Set up Flutter for Android apps

When testing your Flutter application with Perfecto, the following assumptions apply:

  • You build your own application and should have two .apk files: one for the real application and one for the test application.

  • Running the Perfecto Gradle Plugin is best done outside of the source code folder. The application can reside in the cloud, in Git/NAS, and so on.

  • Running the Perfecto Gradle Plugin requires Gradle.

  • Running Gradle requires a gradle wrapper along with the following two files:

    • build.gradle (to allow running the plugin, not to build the application)

    • A config file in JSON format

  • You reference the build.gradle file and the JSON config file through CLI params. It is good practice to keep both files in the folder from where you run the gradle wrapper.

Watch this video to see a demo of the Perfecto-Flutter integration setup for Android. Detailed steps follow.

Important: This document includes references to a third-party product, <product name>. The user interface and usage of third-party products are subject to change without notice. For the latest published information about <product name>, see <link to third-party product documentation>.


Before you get started, make sure you have installed the following:

  • Gradle
  • Java
  • Flutter
  • Gradle plugin

    You can download the Gradle Plugin either automatically, after adding the required lines of code to the build.gradle file, as described in step 2 below, or, if your organization does not permit direct download, by pre-downloading it to a local libs folder (see also Install the Perfecto Gradle plugin manually).

1 | Get started

The starting point is the following Flutter project:

We will use the following tests for integration testing:

Flutter projects are integrated with Gradle and include several build.gradle files – one at the project level and one for each application. 

The following steps explain how to get started with Flutter using Android Studio, but you can use any other preferred IDE that supports Flutter. For the latest published information about Android Studio, see

To get started: 

  1. Clone the project:

  2. (Optional) If you want to browse the project, open it in Android Studio or any other IDE of your choice that supports Flutter.

  3. Open a terminal window in the root folder testing_app.

  4. Execute the following command:

    flutter test integration_test/app_test.dart

    This will run the app_test.dart file and let you see the results on the screen.

    Important: If no Android device is connected to your Mac, you are prompted to choose between Chrome and MacOS. Choosing Chrome will return an error.
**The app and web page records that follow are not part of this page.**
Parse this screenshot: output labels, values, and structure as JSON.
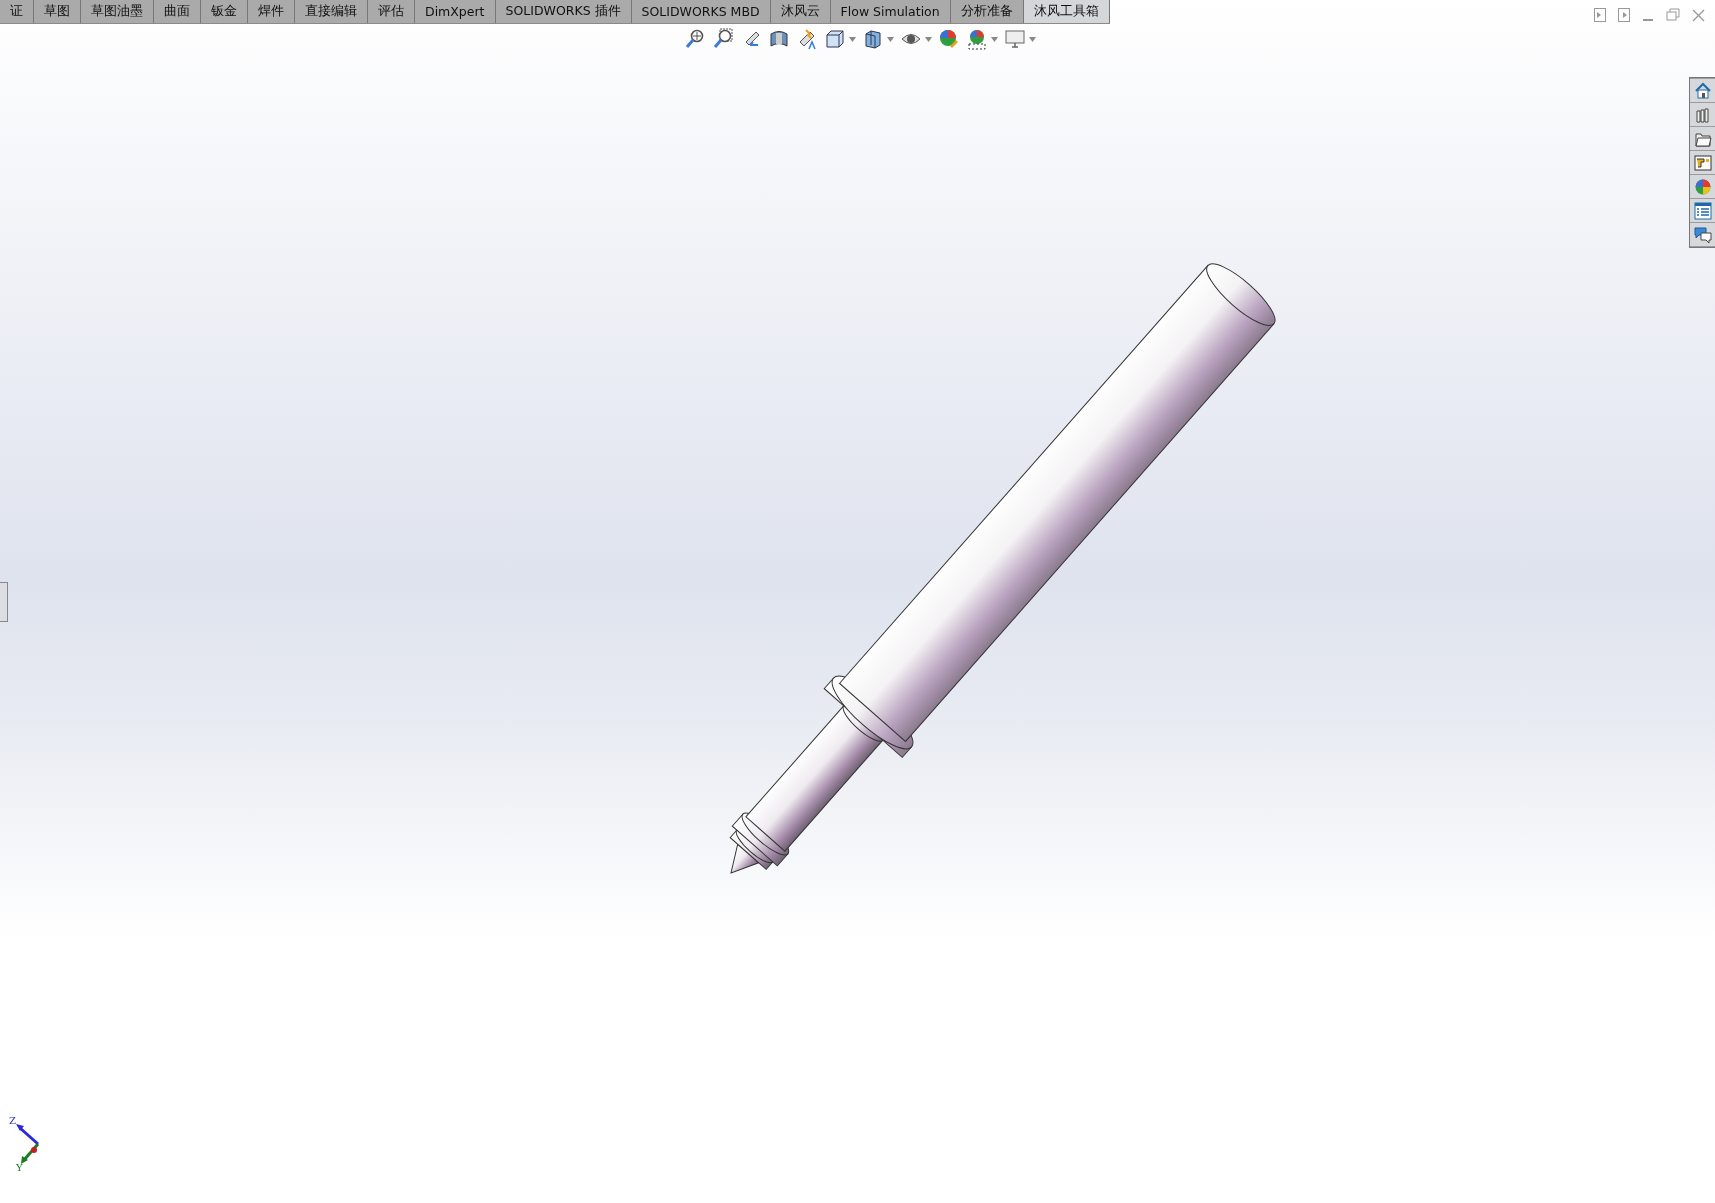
{
  "tabs": [
    {
      "label": "证",
      "selected": false
    },
    {
      "label": "草图",
      "selected": false
    },
    {
      "label": "草图油墨",
      "selected": false
    },
    {
      "label": "曲面",
      "selected": false
    },
    {
      "label": "钣金",
      "selected": false
    },
    {
      "label": "焊件",
      "selected": false
    },
    {
      "label": "直接编辑",
      "selected": false
    },
    {
      "label": "评估",
      "selected": false
    },
    {
      "label": "DimXpert",
      "selected": false
    },
    {
      "label": "SOLIDWORKS 插件",
      "selected": false
    },
    {
      "label": "SOLIDWORKS MBD",
      "selected": false
    },
    {
      "label": "沐风云",
      "selected": false
    },
    {
      "label": "Flow Simulation",
      "selected": false
    },
    {
      "label": "分析准备",
      "selected": false
    },
    {
      "label": "沐风工具箱",
      "selected": true
    }
  ],
  "triad": {
    "axes": [
      {
        "label": "Z"
      },
      {
        "label": "Y"
      }
    ]
  }
}
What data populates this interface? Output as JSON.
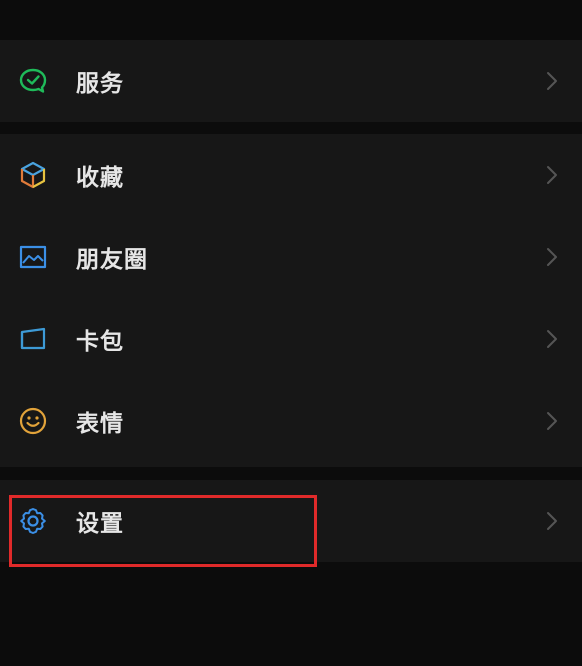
{
  "menu": {
    "services": {
      "label": "服务",
      "icon": "wechat-pay-check-icon",
      "color": "#1fbb5a"
    },
    "favorites": {
      "label": "收藏",
      "icon": "cube-icon"
    },
    "moments": {
      "label": "朋友圈",
      "icon": "picture-icon",
      "color": "#3b8fe6"
    },
    "cards": {
      "label": "卡包",
      "icon": "card-wallet-icon",
      "color": "#3d9ad6"
    },
    "stickers": {
      "label": "表情",
      "icon": "smiley-icon",
      "color": "#e2a33a"
    },
    "settings": {
      "label": "设置",
      "icon": "gear-icon",
      "color": "#3b8fe6"
    }
  },
  "highlight": {
    "color": "#e02a2a",
    "target": "settings"
  }
}
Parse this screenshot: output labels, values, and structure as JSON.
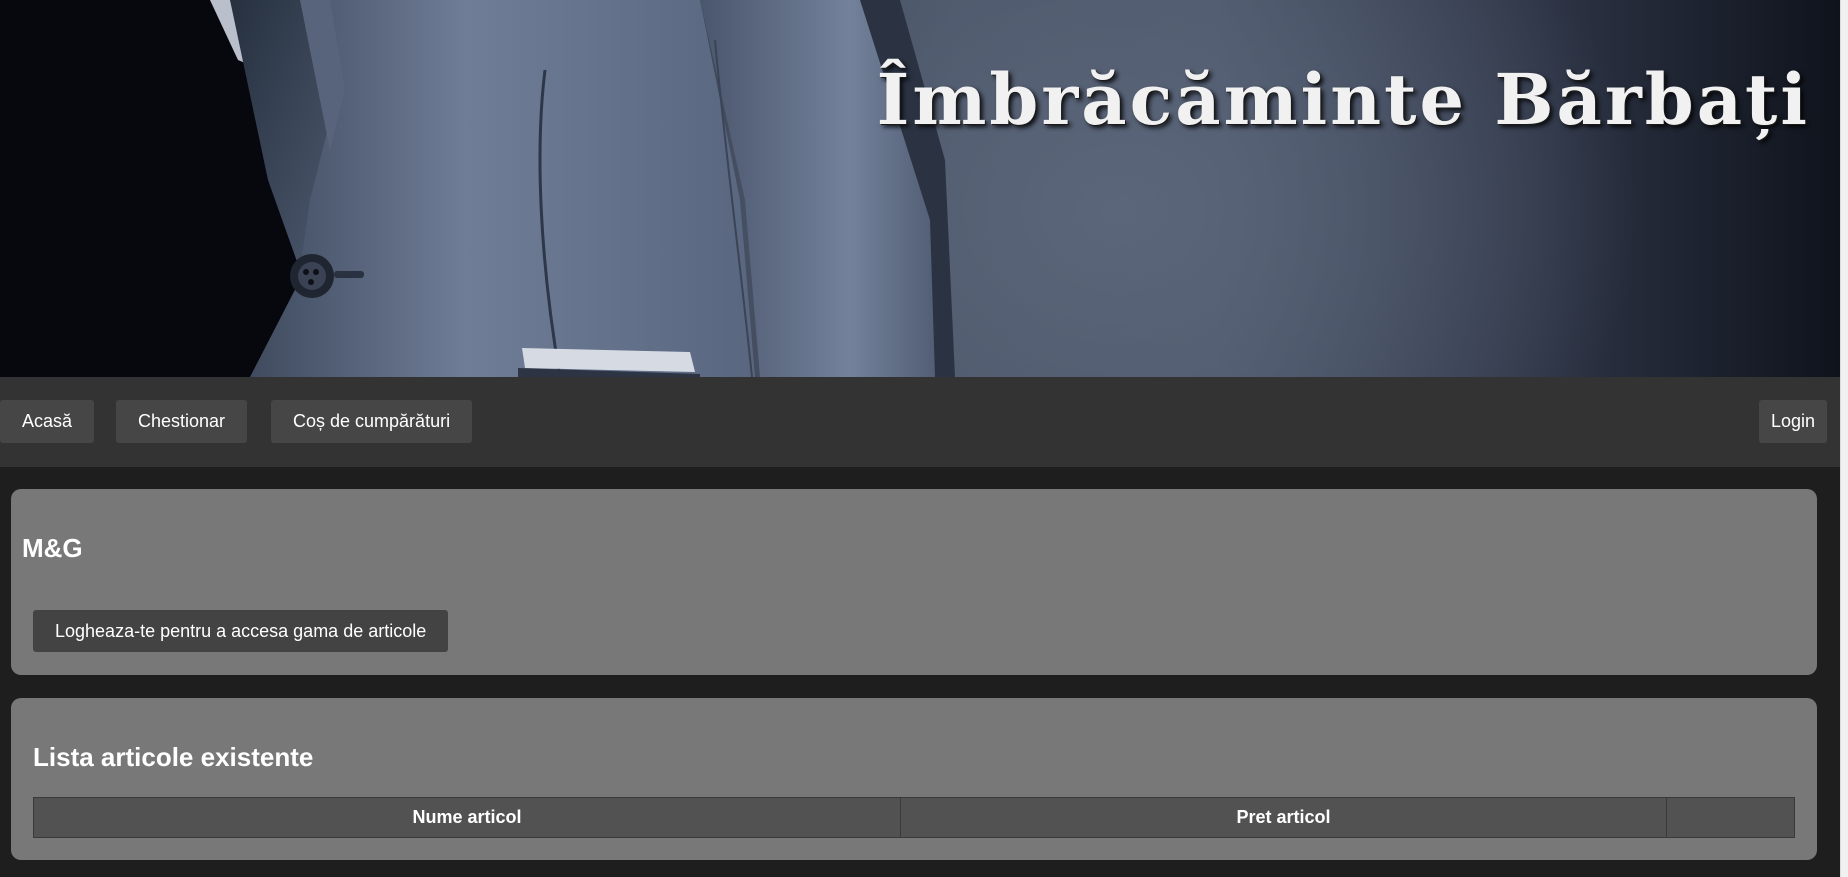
{
  "hero": {
    "title": "Îmbrăcăminte Bărbați"
  },
  "nav": {
    "items": [
      {
        "label": "Acasă"
      },
      {
        "label": "Chestionar"
      },
      {
        "label": "Coș de cumpărături"
      }
    ],
    "login_label": "Login"
  },
  "brand_section": {
    "name": "M&G",
    "login_prompt": "Logheaza-te pentru a accesa gama de articole"
  },
  "articles_section": {
    "title": "Lista articole existente",
    "columns": [
      "Nume articol",
      "Pret articol",
      ""
    ],
    "rows": []
  },
  "colors": {
    "page_background": "#1e1e1e",
    "navbar_background": "#333333",
    "nav_button": "#464646",
    "card_background": "#787878",
    "table_header": "#525252",
    "text": "#ffffff"
  }
}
Choosing MacOS will trigger the test on Safari.

    If you do not specify the particular .dart file, Flutter will run all tests in the integration_test folder.

    Tip: For better log data generated on the application under test (AUT), consider adding the following empty methods in each test file in the group definition. These methods can be empty or include log statements.
    setUpAll(() {
    tearDownAll(() {

2 | Configure the project for Perfecto

In this step, we work with build configuration scripts called build.gradle. Flutter projects are integrated with Gradle and include several build.gradle files – one at the project level (in this case, testing_app/android/build.gradle) and one for each application (in this case, testing_app/android/app/build.gradle).

To configure the project for Perfecto:

  1. (Optional) Open your app-level build.gradle file (in our example, this is testing_app/android/app/build.gradle) and make sure the following line is included in the defaultConfig section:

     testInstrumentationRunner "androidx.test.runner.AndroidJUnitRunner"
  2. Save the file.

  3. (Optional) Open your main test file (in our example, this is and make sure that the following line is included:

    import dev.flutter.plugins.integration_test.FlutterTestRunner;

    If the following line appears instead, make sure to replace it with the expected line above:

    import dev.flutter.plugins.e2e.FlutterTestRunner;
  4. Open a terminal window, navigate to the android folder, and run the following command:

    gradle wrapper
  5. To build the required APKs, run the following commands.

    For information on adding the Gradle Wrapper, see the Gradle documentation.

  6. View the resulting APKS in the following folder: build/app/outputs/apk

3 | Run the plugin and view the report

In this step, you create a Flutter configuration file, run the Perfecto Gradle plugin, and view the test report in Perfecto.

The JSON file holds all Perfecto configurations, including security information, the Perfecto cloud name, Smart Reporting information, and test data.

Expand a step to view its content.

Proxy connection

If you run the Gradle plugin over a proxy connection, you can supply the proxy information as follows:

  • As Java parameters when activating the plugin. You can use the same Java Proxy parameters also for proxies supporting SSL encryption.

    http.proxyHost: The IP address of the proxy

    http.proxyPort: The IP port used for the connection

    http.proxyUser: The username for connecting to the proxy server

    http.proxyPassword: The password for connecting to the proxy server

    For example:

    ./gradlew perfecto-android-inst -DconfigFileLocation=configFile.json -Dhttp.proxyHost= -Dhttp.proxyPort=8800 -Dhttp.proxyUser=someUserName -Dhttp.proxyPassword=somePassword
  • As parameters defined explicitly in the file. For example: